* **Assigned task**
Please copy each line below that contains the string "Meiya".

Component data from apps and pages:

++++++++++

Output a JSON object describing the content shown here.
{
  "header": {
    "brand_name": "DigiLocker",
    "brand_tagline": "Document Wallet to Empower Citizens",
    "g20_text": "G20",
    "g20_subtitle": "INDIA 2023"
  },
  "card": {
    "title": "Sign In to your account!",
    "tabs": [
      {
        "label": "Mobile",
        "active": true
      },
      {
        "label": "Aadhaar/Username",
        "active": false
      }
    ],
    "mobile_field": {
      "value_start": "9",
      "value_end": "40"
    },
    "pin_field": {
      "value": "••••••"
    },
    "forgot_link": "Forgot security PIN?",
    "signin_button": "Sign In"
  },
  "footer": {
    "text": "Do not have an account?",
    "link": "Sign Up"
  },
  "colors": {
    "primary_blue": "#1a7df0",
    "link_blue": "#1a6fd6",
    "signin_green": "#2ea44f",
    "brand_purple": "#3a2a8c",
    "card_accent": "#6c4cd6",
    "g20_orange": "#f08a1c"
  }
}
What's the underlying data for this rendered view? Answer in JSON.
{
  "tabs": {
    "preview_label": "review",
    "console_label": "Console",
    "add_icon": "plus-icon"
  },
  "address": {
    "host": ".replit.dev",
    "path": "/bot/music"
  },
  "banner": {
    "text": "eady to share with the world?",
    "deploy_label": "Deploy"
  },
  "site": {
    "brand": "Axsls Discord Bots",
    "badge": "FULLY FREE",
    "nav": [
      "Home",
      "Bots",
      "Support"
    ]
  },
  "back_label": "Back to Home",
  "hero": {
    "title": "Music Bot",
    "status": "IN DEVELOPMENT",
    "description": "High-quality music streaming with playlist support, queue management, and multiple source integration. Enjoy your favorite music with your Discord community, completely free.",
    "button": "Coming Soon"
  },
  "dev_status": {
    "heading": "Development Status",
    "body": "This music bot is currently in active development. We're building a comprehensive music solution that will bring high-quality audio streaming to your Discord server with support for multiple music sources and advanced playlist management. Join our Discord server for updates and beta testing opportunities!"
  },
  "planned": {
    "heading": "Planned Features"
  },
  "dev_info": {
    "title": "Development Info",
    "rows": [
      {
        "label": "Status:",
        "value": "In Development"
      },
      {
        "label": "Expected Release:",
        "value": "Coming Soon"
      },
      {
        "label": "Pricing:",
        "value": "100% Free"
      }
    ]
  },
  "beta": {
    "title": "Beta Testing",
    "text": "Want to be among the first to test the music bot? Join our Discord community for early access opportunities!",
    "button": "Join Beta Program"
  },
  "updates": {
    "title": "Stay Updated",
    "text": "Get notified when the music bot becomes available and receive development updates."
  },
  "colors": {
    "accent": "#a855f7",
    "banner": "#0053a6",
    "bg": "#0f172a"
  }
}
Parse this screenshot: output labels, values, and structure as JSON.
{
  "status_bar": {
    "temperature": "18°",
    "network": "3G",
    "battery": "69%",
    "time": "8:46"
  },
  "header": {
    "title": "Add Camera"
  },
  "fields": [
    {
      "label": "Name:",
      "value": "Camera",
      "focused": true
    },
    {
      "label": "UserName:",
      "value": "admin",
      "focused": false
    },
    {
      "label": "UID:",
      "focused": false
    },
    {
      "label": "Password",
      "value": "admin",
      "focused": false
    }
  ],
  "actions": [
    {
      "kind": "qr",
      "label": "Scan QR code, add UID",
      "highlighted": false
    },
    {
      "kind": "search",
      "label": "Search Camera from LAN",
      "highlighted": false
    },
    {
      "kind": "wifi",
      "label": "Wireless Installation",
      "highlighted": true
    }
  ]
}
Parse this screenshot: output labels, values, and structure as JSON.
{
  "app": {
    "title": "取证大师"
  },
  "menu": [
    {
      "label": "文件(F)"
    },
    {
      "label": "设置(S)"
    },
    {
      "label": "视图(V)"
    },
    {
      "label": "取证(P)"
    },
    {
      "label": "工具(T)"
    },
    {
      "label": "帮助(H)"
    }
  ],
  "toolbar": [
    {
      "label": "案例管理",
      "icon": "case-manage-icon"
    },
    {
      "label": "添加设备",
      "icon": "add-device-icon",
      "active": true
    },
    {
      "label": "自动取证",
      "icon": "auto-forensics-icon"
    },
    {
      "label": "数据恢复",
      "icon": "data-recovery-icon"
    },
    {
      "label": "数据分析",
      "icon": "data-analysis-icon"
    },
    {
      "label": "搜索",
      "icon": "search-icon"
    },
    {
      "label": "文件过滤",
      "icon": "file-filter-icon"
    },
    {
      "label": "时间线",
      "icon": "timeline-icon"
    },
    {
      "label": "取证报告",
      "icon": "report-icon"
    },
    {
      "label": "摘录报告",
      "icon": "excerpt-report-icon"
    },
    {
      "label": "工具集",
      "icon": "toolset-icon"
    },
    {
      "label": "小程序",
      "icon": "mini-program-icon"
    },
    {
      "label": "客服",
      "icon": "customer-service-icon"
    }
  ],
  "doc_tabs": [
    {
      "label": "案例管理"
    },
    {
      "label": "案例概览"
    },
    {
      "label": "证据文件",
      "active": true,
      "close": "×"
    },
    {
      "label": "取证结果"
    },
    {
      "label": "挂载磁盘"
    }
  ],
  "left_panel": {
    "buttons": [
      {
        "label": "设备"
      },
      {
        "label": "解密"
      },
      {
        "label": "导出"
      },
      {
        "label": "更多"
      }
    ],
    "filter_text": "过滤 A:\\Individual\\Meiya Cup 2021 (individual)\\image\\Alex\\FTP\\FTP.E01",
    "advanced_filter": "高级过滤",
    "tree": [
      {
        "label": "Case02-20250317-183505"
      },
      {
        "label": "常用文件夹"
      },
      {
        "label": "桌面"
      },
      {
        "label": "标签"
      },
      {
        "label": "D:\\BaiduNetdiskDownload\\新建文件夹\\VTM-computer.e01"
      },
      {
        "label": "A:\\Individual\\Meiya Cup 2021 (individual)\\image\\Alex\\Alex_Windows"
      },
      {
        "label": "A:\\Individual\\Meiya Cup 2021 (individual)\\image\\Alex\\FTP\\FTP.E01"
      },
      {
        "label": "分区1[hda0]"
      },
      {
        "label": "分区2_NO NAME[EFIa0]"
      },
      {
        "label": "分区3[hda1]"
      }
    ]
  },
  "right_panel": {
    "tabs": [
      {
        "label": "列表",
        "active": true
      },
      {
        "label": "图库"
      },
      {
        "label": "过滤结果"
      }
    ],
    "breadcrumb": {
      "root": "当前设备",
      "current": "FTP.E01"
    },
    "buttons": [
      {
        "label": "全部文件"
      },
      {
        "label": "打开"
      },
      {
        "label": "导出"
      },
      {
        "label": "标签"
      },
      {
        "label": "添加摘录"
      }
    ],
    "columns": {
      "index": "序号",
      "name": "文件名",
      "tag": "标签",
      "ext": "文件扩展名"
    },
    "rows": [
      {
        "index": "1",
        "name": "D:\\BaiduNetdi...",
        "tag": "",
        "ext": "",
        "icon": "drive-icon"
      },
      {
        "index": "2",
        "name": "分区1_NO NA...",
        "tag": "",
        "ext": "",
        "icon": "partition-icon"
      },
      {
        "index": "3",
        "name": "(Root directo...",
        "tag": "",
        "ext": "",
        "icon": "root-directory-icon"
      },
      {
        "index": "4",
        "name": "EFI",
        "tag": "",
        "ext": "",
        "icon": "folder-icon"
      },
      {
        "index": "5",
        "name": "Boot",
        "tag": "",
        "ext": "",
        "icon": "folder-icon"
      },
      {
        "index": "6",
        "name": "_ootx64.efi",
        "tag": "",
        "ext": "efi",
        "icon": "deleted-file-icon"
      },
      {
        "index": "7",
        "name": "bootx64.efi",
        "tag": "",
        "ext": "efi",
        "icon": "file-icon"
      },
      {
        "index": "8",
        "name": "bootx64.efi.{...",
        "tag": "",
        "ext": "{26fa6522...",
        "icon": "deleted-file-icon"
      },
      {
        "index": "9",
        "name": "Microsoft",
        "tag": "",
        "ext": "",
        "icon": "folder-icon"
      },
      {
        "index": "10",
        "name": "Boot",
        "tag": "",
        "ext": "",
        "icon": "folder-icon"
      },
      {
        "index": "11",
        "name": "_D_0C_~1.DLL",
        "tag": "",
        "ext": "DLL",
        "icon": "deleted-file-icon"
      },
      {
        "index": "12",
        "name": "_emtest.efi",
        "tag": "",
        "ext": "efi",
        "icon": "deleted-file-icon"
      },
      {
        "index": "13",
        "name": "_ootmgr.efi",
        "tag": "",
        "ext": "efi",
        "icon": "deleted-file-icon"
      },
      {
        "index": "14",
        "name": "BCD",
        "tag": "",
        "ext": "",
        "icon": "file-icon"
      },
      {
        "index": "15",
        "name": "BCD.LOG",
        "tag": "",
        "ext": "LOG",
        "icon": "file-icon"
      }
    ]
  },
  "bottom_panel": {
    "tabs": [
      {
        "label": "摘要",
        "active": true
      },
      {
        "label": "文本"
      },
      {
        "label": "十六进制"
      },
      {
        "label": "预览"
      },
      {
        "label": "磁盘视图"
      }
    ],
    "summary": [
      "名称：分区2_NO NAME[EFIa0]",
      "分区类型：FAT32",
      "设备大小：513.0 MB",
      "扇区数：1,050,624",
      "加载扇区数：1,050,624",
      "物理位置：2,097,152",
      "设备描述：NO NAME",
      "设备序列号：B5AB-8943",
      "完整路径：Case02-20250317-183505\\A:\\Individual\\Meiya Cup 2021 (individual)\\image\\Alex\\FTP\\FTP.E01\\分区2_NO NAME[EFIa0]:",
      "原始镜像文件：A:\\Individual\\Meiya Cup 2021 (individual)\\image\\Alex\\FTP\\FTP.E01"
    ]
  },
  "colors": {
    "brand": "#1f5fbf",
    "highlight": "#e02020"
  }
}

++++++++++

* **Written solution**
    "filter_text": "过滤 A:\\Individual\\Meiya Cup 2021 (individual)\\image\\Alex\\FTP\\FTP.E01",
        "label": "A:\\Individual\\Meiya Cup 2021 (individual)\\image\\Alex\\Alex_Windows"
        "label": "A:\\Individual\\Meiya Cup 2021 (individual)\\image\\Alex\\FTP\\FTP.E01"
      "完整路径：Case02-20250317-183505\\A:\\Individual\\Meiya Cup 2021 (individual)\\image\\Alex\\FTP\\FTP.E01\\分区2_NO NAME[EFIa0]:",
      "原始镜像文件：A:\\Individual\\Meiya Cup 2021 (individual)\\image\\Alex\\FTP\\FTP.E01"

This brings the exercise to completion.